And while we’re at it, Maureen made her own sacrifices in a terribly difficult time (among other things, a young son diagnosed with cancer; she sailed with a lock of little Trent’s hair in the pocket of her life jacket) but Maureen, paraplegic but irrepressible, was there to support Nick, crew for him in the SKUD 18, and also to become—
The first woman to represent the USA in Paralympic sailing. And to win her gold medal.
The National Sailing Hall of Fame inducts a limited number of people each year, and I understand they have a backlog of worthies. I’m sure they’ll get to Nick. I hope it’s soon.
And Maureen wouldn’t exactly be wrong . . .
FROM PALTRY BEGINNINGS in 1960 the Paralympic Games in China in 2008 attracted nearly 4,000 athletes from 146 countries. Nick Scandone returned home from China too weak to accept an invitation to the White House, but he held on to have a few more months with his wife, Mary Kate, in their home in Southern California. This was my report:
January 2, 2009
There’s a saying in aviation, a code of honor:
Fly it all the way to the scene of the crash.
Nick Scandone was no pilot, but surely no one ever lived out such a creed more fully.
Nick died in the early hours today, an event entirely foreseen and unavoidable.

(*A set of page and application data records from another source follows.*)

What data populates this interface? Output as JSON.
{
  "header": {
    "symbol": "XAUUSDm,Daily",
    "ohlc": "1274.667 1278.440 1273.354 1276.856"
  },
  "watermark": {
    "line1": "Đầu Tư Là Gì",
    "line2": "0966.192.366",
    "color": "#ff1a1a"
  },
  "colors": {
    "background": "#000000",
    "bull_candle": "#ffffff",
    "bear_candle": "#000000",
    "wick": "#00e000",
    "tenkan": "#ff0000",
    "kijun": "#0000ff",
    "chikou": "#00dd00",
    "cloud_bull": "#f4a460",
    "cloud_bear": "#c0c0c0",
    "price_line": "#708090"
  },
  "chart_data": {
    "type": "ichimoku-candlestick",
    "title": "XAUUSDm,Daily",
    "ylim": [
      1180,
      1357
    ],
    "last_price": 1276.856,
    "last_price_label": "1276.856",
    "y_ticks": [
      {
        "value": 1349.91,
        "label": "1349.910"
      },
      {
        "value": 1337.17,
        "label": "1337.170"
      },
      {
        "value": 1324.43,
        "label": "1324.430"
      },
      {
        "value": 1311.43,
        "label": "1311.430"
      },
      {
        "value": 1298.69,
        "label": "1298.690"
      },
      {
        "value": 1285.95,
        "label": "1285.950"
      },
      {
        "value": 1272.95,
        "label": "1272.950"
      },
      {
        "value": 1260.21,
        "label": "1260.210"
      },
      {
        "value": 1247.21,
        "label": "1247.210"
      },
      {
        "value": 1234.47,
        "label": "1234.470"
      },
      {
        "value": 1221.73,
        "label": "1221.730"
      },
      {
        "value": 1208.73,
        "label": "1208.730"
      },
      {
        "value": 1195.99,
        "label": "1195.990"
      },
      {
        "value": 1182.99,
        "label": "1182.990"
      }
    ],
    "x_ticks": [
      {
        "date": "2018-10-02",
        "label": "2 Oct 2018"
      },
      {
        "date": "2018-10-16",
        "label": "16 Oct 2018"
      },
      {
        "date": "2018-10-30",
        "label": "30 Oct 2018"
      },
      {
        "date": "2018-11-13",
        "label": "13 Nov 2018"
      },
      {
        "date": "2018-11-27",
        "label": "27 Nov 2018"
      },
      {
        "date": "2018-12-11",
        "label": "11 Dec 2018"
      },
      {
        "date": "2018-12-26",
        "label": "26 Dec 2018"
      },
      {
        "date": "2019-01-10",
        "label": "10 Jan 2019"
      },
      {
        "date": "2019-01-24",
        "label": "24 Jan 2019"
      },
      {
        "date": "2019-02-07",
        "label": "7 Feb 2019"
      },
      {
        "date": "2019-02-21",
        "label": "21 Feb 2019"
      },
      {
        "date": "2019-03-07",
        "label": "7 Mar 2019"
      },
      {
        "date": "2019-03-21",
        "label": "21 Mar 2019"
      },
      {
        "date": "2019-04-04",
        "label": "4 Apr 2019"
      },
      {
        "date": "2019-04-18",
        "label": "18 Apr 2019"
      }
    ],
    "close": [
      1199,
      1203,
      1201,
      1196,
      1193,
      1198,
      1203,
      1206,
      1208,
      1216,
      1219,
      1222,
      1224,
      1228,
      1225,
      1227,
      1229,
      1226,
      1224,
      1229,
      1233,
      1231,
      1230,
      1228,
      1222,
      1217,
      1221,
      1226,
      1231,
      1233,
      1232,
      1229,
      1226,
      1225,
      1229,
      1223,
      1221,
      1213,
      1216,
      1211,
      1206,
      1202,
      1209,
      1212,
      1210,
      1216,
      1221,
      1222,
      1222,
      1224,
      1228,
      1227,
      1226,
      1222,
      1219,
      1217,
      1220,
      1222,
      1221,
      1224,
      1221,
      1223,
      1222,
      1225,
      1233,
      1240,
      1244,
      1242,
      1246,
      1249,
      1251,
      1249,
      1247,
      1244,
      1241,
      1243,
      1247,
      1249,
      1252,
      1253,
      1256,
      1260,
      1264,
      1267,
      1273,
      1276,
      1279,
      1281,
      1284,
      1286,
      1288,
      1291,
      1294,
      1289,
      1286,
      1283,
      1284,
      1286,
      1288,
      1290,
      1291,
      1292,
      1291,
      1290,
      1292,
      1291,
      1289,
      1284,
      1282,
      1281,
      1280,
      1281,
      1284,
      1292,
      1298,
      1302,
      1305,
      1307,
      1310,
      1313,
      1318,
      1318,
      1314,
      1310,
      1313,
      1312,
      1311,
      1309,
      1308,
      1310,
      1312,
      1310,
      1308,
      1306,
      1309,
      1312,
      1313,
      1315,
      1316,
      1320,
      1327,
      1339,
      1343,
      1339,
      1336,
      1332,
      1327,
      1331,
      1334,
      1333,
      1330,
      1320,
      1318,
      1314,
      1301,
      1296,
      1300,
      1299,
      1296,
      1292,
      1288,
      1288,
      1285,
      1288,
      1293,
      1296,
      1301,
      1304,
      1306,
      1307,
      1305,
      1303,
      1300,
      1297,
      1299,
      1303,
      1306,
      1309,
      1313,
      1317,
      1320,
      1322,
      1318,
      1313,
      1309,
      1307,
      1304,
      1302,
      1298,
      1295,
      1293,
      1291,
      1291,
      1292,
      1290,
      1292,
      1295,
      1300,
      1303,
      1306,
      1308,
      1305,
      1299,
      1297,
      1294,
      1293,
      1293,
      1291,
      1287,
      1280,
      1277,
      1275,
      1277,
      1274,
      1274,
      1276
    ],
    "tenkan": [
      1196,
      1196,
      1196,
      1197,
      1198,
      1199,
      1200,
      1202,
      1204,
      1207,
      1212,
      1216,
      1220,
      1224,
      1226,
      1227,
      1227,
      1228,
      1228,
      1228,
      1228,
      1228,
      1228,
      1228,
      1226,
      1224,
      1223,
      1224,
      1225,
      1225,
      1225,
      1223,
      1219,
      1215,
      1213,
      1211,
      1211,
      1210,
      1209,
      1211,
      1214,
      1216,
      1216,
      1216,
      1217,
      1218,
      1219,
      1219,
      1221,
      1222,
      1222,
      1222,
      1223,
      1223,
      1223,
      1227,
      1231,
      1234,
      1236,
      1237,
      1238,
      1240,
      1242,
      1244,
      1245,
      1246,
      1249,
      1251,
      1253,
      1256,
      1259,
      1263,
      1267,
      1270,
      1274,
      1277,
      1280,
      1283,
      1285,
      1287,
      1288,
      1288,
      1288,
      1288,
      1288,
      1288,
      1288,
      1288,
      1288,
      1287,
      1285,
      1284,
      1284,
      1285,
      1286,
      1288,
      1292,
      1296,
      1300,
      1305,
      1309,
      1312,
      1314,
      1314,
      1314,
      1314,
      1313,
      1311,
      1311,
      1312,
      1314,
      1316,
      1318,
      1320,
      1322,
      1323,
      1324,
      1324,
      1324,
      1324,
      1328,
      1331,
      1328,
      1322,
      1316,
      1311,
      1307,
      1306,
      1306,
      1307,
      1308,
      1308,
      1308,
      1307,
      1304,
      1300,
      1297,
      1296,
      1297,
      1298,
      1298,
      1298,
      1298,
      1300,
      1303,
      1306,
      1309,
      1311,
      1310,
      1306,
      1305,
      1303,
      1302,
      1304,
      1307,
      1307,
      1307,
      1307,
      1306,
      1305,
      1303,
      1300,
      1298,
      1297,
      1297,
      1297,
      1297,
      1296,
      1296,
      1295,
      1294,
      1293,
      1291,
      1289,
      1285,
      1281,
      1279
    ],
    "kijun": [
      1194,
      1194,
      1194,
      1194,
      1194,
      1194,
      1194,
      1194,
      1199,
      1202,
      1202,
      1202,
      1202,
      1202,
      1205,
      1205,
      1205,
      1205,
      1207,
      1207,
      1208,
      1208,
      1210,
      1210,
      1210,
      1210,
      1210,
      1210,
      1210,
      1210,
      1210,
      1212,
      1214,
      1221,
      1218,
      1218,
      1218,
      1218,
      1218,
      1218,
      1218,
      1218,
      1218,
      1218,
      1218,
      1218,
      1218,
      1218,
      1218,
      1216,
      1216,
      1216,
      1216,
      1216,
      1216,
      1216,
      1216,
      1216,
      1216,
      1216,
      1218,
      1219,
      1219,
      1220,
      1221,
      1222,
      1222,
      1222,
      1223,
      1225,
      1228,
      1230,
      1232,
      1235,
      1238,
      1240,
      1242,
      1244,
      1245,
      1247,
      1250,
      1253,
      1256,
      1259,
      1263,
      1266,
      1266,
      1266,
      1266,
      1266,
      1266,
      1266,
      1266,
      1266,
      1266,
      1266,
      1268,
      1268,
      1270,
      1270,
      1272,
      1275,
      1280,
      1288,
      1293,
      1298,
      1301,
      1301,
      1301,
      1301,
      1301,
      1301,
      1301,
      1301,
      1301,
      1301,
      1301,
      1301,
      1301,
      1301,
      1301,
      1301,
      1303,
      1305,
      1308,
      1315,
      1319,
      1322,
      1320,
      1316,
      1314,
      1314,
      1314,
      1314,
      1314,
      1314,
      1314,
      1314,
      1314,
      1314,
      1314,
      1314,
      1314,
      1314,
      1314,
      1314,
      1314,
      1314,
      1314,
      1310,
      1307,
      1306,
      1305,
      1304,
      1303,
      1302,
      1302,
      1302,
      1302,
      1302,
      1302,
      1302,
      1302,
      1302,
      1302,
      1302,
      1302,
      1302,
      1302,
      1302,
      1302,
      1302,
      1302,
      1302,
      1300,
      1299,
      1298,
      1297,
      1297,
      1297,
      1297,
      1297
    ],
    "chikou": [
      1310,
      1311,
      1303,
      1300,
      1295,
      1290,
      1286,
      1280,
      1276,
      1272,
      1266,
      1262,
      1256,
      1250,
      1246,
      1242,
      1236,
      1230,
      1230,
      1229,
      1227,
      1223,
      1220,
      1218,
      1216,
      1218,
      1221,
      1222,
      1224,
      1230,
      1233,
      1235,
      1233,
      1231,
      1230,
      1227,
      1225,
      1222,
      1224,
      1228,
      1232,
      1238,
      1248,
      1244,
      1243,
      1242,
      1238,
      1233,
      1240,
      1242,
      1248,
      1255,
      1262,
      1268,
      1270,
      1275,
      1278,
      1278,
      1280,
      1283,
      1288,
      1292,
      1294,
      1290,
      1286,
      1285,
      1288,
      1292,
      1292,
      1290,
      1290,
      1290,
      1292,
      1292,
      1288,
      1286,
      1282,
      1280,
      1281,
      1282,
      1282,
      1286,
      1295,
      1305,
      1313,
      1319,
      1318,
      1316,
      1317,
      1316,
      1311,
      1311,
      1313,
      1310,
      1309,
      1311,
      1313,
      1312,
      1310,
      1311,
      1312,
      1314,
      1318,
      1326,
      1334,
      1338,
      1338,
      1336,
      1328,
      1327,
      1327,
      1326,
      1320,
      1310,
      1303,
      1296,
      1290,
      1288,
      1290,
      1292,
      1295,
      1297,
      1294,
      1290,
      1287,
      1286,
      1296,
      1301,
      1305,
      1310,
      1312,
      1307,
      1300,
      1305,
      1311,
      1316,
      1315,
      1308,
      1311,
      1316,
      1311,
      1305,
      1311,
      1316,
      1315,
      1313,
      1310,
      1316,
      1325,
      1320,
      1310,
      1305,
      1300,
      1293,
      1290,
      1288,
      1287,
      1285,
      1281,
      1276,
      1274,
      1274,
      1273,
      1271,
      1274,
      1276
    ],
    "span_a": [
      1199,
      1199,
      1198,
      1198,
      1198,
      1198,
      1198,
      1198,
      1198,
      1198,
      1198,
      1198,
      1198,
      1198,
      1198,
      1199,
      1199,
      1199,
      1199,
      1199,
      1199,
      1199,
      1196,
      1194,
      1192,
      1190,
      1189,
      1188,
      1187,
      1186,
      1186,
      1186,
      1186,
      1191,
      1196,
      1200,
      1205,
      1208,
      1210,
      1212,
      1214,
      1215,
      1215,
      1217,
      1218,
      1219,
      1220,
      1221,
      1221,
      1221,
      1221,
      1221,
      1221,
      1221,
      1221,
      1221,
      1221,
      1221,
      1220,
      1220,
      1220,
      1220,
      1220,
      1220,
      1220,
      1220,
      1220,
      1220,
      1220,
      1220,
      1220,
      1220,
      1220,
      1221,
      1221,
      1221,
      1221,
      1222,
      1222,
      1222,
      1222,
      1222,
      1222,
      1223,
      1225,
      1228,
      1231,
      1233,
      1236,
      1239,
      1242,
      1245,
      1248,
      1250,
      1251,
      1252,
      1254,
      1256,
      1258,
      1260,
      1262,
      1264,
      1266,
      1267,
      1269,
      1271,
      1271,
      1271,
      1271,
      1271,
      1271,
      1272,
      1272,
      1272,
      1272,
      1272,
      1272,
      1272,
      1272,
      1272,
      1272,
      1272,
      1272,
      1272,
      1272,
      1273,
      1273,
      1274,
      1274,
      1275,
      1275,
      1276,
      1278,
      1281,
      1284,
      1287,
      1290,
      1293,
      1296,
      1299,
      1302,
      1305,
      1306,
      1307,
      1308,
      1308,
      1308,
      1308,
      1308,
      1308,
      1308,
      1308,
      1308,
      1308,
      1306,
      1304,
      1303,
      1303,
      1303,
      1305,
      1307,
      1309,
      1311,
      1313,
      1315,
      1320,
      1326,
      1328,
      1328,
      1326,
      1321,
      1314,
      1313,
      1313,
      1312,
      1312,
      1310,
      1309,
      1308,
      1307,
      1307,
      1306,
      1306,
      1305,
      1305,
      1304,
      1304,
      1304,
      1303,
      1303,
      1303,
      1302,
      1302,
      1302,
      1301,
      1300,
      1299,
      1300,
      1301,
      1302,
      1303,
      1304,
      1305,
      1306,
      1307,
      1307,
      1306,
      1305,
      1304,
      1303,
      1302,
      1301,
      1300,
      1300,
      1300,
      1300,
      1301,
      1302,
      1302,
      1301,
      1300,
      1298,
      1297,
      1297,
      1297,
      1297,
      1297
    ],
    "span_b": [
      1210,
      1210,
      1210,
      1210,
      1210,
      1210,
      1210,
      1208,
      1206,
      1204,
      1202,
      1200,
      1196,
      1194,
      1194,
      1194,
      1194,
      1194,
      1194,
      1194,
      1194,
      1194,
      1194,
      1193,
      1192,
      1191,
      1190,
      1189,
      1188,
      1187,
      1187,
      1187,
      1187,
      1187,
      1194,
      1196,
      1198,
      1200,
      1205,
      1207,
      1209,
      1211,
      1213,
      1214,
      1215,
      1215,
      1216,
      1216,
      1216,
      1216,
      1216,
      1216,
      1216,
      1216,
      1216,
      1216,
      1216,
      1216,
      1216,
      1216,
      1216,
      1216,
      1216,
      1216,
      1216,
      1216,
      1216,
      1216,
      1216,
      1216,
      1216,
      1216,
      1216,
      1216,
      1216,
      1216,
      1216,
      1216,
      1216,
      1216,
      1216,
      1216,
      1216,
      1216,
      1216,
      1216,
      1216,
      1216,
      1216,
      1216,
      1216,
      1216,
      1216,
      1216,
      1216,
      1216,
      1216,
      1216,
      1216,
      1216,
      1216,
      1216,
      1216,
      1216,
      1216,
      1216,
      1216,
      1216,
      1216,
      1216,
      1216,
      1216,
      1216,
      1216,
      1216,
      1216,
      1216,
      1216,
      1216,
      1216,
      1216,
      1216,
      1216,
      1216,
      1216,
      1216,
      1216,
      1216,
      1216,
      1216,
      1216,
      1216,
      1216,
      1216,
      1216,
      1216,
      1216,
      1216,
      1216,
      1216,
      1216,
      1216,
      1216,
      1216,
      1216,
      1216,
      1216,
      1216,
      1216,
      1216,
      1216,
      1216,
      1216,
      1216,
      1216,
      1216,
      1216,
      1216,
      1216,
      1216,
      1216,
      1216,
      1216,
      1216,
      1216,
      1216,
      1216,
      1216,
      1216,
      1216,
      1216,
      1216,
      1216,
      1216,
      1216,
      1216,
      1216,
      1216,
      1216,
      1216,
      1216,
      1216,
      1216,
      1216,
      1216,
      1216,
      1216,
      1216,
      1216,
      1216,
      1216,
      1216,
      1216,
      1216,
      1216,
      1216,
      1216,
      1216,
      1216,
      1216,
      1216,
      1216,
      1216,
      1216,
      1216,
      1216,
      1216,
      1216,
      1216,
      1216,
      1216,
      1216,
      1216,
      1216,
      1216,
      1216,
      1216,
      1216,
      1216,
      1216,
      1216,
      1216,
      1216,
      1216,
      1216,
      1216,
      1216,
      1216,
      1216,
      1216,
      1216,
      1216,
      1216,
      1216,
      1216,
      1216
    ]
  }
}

He had ALS, which cripples and then kills. What Nick did with his ALS, however, was set an example of how to live. First he set a goal, to win a Paralympic gold medal. Then he succeeded.
Around him, his friends fretted that maybe he could hold on long enough to win the US Trials but not long enough to actually race in the Games at Qingdao. Or he might make it to China but never make it back. And so on. The one who never fretted, at least so’s you could see it, was Nick Scandone. But truly, it was a race to the race.
Nick was diagnosed in 2002. Typically, people survive about three years after a diagnosis of ALS, which meant that Nick’s averages ran out in 2005. But of course he wasn’t aiming at anything average. 2005 was also the year that the former 470 North American champion won the open-division 2.4mR worlds and was voted Rolex Sailor of the Year in the USA. The gold medal race in China was another three years out. So you see how chancy this thing was, all along.
ALS progressively attacks the spine and brain. Come time for the 2008 Trials, Nick could no longer manage the singlehanded 2.4mR, and he teamed up in a SKUD 18 with paraplegic Maureen McKinnon-Tucker, combining “her physical ability and my mental ability.”
That phrase, “could no longer manage” conceals a nightmare-welter of developments that, frankly, you just don’t want to know about. The man was dying. The disease was gnawing at his every vital. Still, these two had gold medal written all over them, if.
So I held my breath, and I was not alone.
That “if” was resolved conclusively in Qingdao. The final score:
SKUD-18: 11 boats
1. Nick Scandone (Newport Beach, CA) and Maureen McKinnon (Marblehead, Mass) 2-1-1=1-3-2-7
The last time I saw Nick Scandone, the US Paralympic Team was passing through SFO en route to China for the Games. I drove to the airport to meet and greet and wish them well. I wrote at the time that Nick’s handshake was weak, but the eyes were bright. Those who were with him to the end say that he never stopped being a giver.
As for this shot of Nick and Maureen, I blew the focus, but the spirit is clear. And I was a bit misty anyway, so this is kinda sorta how it really looked . . .
Mary Kate Scandone in 2013 published Nick’s story in book form, Nick of Time.
The National Sailing Hall of Fame is specific about how to nominate a sailor. Stuffing the “mailbox” is not a gainer, they say. To learn how to enter a nomination just click here—Kimball
This article was syndicated from BLUE PLANET TIMES